**INPUT DATA**
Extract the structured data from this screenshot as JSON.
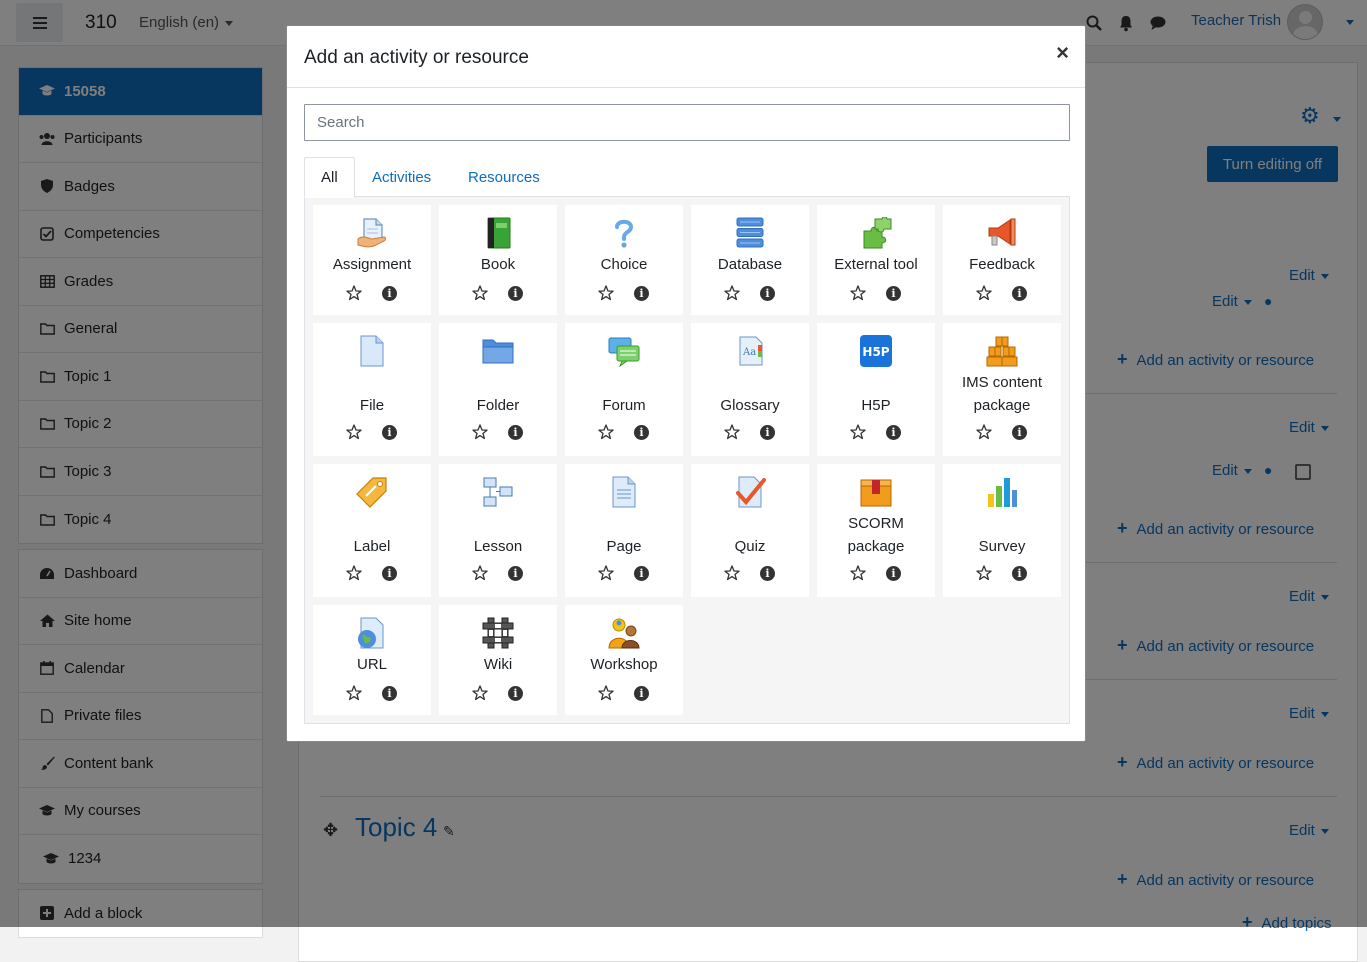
{
  "navbar": {
    "site_name": "310",
    "language": "English (en)",
    "user_name": "Teacher Trish"
  },
  "sidebar": {
    "course_group": [
      {
        "label": "15058",
        "icon": "graduation-cap-icon",
        "active": true
      },
      {
        "label": "Participants",
        "icon": "users-icon"
      },
      {
        "label": "Badges",
        "icon": "shield-icon"
      },
      {
        "label": "Competencies",
        "icon": "check-square-icon"
      },
      {
        "label": "Grades",
        "icon": "table-icon"
      },
      {
        "label": "General",
        "icon": "folder-icon"
      },
      {
        "label": "Topic 1",
        "icon": "folder-icon"
      },
      {
        "label": "Topic 2",
        "icon": "folder-icon"
      },
      {
        "label": "Topic 3",
        "icon": "folder-icon"
      },
      {
        "label": "Topic 4",
        "icon": "folder-icon"
      }
    ],
    "site_group": [
      {
        "label": "Dashboard",
        "icon": "dashboard-icon"
      },
      {
        "label": "Site home",
        "icon": "home-icon"
      },
      {
        "label": "Calendar",
        "icon": "calendar-icon"
      },
      {
        "label": "Private files",
        "icon": "file-icon"
      },
      {
        "label": "Content bank",
        "icon": "brush-icon"
      },
      {
        "label": "My courses",
        "icon": "graduation-cap-icon"
      },
      {
        "label": "1234",
        "icon": "graduation-cap-icon"
      }
    ],
    "add_block": "Add a block"
  },
  "main": {
    "turn_editing": "Turn editing off",
    "edit_label": "Edit",
    "add_activity": "Add an activity or resource",
    "topic4_title": "Topic 4",
    "add_topics": "Add topics"
  },
  "modal": {
    "title": "Add an activity or resource",
    "close": "×",
    "search_placeholder": "Search",
    "tabs": [
      "All",
      "Activities",
      "Resources"
    ],
    "items": [
      {
        "label": "Assignment",
        "icon": "assignment-icon"
      },
      {
        "label": "Book",
        "icon": "book-icon"
      },
      {
        "label": "Choice",
        "icon": "choice-icon"
      },
      {
        "label": "Database",
        "icon": "database-icon"
      },
      {
        "label": "External tool",
        "icon": "external-tool-icon"
      },
      {
        "label": "Feedback",
        "icon": "feedback-icon"
      },
      {
        "label": "File",
        "icon": "file-icon"
      },
      {
        "label": "Folder",
        "icon": "folder-icon"
      },
      {
        "label": "Forum",
        "icon": "forum-icon"
      },
      {
        "label": "Glossary",
        "icon": "glossary-icon"
      },
      {
        "label": "H5P",
        "icon": "h5p-icon"
      },
      {
        "label": "IMS content package",
        "icon": "ims-package-icon"
      },
      {
        "label": "Label",
        "icon": "label-icon"
      },
      {
        "label": "Lesson",
        "icon": "lesson-icon"
      },
      {
        "label": "Page",
        "icon": "page-icon"
      },
      {
        "label": "Quiz",
        "icon": "quiz-icon"
      },
      {
        "label": "SCORM package",
        "icon": "scorm-icon"
      },
      {
        "label": "Survey",
        "icon": "survey-icon"
      },
      {
        "label": "URL",
        "icon": "url-icon"
      },
      {
        "label": "Wiki",
        "icon": "wiki-icon"
      },
      {
        "label": "Workshop",
        "icon": "workshop-icon"
      }
    ]
  },
  "colors": {
    "brand": "#0f6cbf",
    "overlay": "#000000"
  }
}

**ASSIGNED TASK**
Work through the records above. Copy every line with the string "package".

**RESPONSE AREA**
        "label": "IMS content package",
        "icon": "ims-package-icon"
        "label": "SCORM package",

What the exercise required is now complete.